YOUR INSTRUCTIONS: What is needed is an exact copy of the records, with the images left out.
*** DATA LISTING Section Begins ***
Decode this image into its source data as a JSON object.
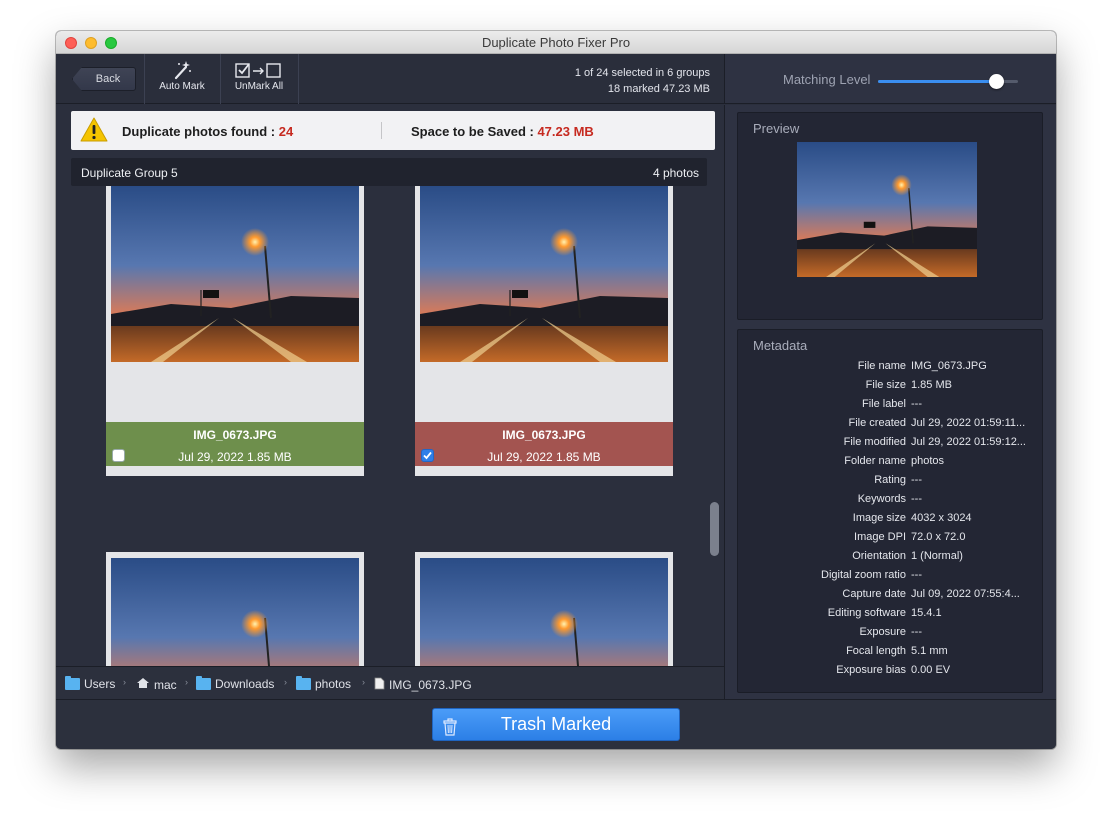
{
  "window": {
    "title": "Duplicate Photo Fixer Pro"
  },
  "toolbar": {
    "back_label": "Back",
    "auto_mark_label": "Auto Mark",
    "unmark_all_label": "UnMark All",
    "selection_line1": "1 of 24 selected in 6 groups",
    "selection_line2": "18 marked 47.23 MB"
  },
  "matching": {
    "label": "Matching Level",
    "level": 0.84
  },
  "summary": {
    "duplicates_label": "Duplicate photos found : ",
    "duplicates_value": "24",
    "space_label": "Space to be Saved : ",
    "space_value": "47.23 MB"
  },
  "group": {
    "title": "Duplicate Group 5",
    "count": "4 photos"
  },
  "photos": [
    {
      "name": "IMG_0673.JPG",
      "meta": "Jul 29, 2022 1.85 MB",
      "checked": false,
      "status_color": "#6e8f4c"
    },
    {
      "name": "IMG_0673.JPG",
      "meta": "Jul 29, 2022 1.85 MB",
      "checked": true,
      "status_color": "#a35450"
    }
  ],
  "path": {
    "items": [
      "Users",
      "mac",
      "Downloads",
      "photos",
      "IMG_0673.JPG"
    ]
  },
  "preview": {
    "label": "Preview"
  },
  "metadata": {
    "label": "Metadata",
    "rows": [
      {
        "key": "File name",
        "value": "IMG_0673.JPG"
      },
      {
        "key": "File size",
        "value": "1.85 MB"
      },
      {
        "key": "File label",
        "value": "---"
      },
      {
        "key": "File created",
        "value": "Jul 29, 2022 01:59:11..."
      },
      {
        "key": "File modified",
        "value": "Jul 29, 2022 01:59:12..."
      },
      {
        "key": "Folder name",
        "value": "photos"
      },
      {
        "key": "Rating",
        "value": "---"
      },
      {
        "key": "Keywords",
        "value": "---"
      },
      {
        "key": "Image size",
        "value": "4032 x 3024"
      },
      {
        "key": "Image DPI",
        "value": "72.0 x 72.0"
      },
      {
        "key": "Orientation",
        "value": "1 (Normal)"
      },
      {
        "key": "Digital zoom ratio",
        "value": "---"
      },
      {
        "key": "Capture date",
        "value": "Jul 09, 2022 07:55:4..."
      },
      {
        "key": "Editing software",
        "value": "15.4.1"
      },
      {
        "key": "Exposure",
        "value": "---"
      },
      {
        "key": "Focal length",
        "value": "5.1 mm"
      },
      {
        "key": "Exposure bias",
        "value": "0.00 EV"
      }
    ]
  },
  "bottom": {
    "trash_label": "Trash Marked"
  },
  "colors": {
    "accent": "#3a8ef0",
    "warning": "#f5c400",
    "highlight": "#c62a20"
  }
}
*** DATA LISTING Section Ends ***
WRITTEN ANSWER:
Decode this image into its source data as a JSON object.
{
  "window": {
    "title": "Duplicate Photo Fixer Pro"
  },
  "toolbar": {
    "back_label": "Back",
    "auto_mark_label": "Auto Mark",
    "unmark_all_label": "UnMark All",
    "selection_line1": "1 of 24 selected in 6 groups",
    "selection_line2": "18 marked 47.23 MB"
  },
  "matching": {
    "label": "Matching Level",
    "level": 0.84
  },
  "summary": {
    "duplicates_label": "Duplicate photos found : ",
    "duplicates_value": "24",
    "space_label": "Space to be Saved : ",
    "space_value": "47.23 MB"
  },
  "group": {
    "title": "Duplicate Group 5",
    "count": "4 photos"
  },
  "photos": [
    {
      "name": "IMG_0673.JPG",
      "meta": "Jul 29, 2022 1.85 MB",
      "checked": false,
      "status_color": "#6e8f4c"
    },
    {
      "name": "IMG_0673.JPG",
      "meta": "Jul 29, 2022 1.85 MB",
      "checked": true,
      "status_color": "#a35450"
    }
  ],
  "path": {
    "items": [
      "Users",
      "mac",
      "Downloads",
      "photos",
      "IMG_0673.JPG"
    ]
  },
  "preview": {
    "label": "Preview"
  },
  "metadata": {
    "label": "Metadata",
    "rows": [
      {
        "key": "File name",
        "value": "IMG_0673.JPG"
      },
      {
        "key": "File size",
        "value": "1.85 MB"
      },
      {
        "key": "File label",
        "value": "---"
      },
      {
        "key": "File created",
        "value": "Jul 29, 2022 01:59:11..."
      },
      {
        "key": "File modified",
        "value": "Jul 29, 2022 01:59:12..."
      },
      {
        "key": "Folder name",
        "value": "photos"
      },
      {
        "key": "Rating",
        "value": "---"
      },
      {
        "key": "Keywords",
        "value": "---"
      },
      {
        "key": "Image size",
        "value": "4032 x 3024"
      },
      {
        "key": "Image DPI",
        "value": "72.0 x 72.0"
      },
      {
        "key": "Orientation",
        "value": "1 (Normal)"
      },
      {
        "key": "Digital zoom ratio",
        "value": "---"
      },
      {
        "key": "Capture date",
        "value": "Jul 09, 2022 07:55:4..."
      },
      {
        "key": "Editing software",
        "value": "15.4.1"
      },
      {
        "key": "Exposure",
        "value": "---"
      },
      {
        "key": "Focal length",
        "value": "5.1 mm"
      },
      {
        "key": "Exposure bias",
        "value": "0.00 EV"
      }
    ]
  },
  "bottom": {
    "trash_label": "Trash Marked"
  },
  "colors": {
    "accent": "#3a8ef0",
    "warning": "#f5c400",
    "highlight": "#c62a20"
  }
}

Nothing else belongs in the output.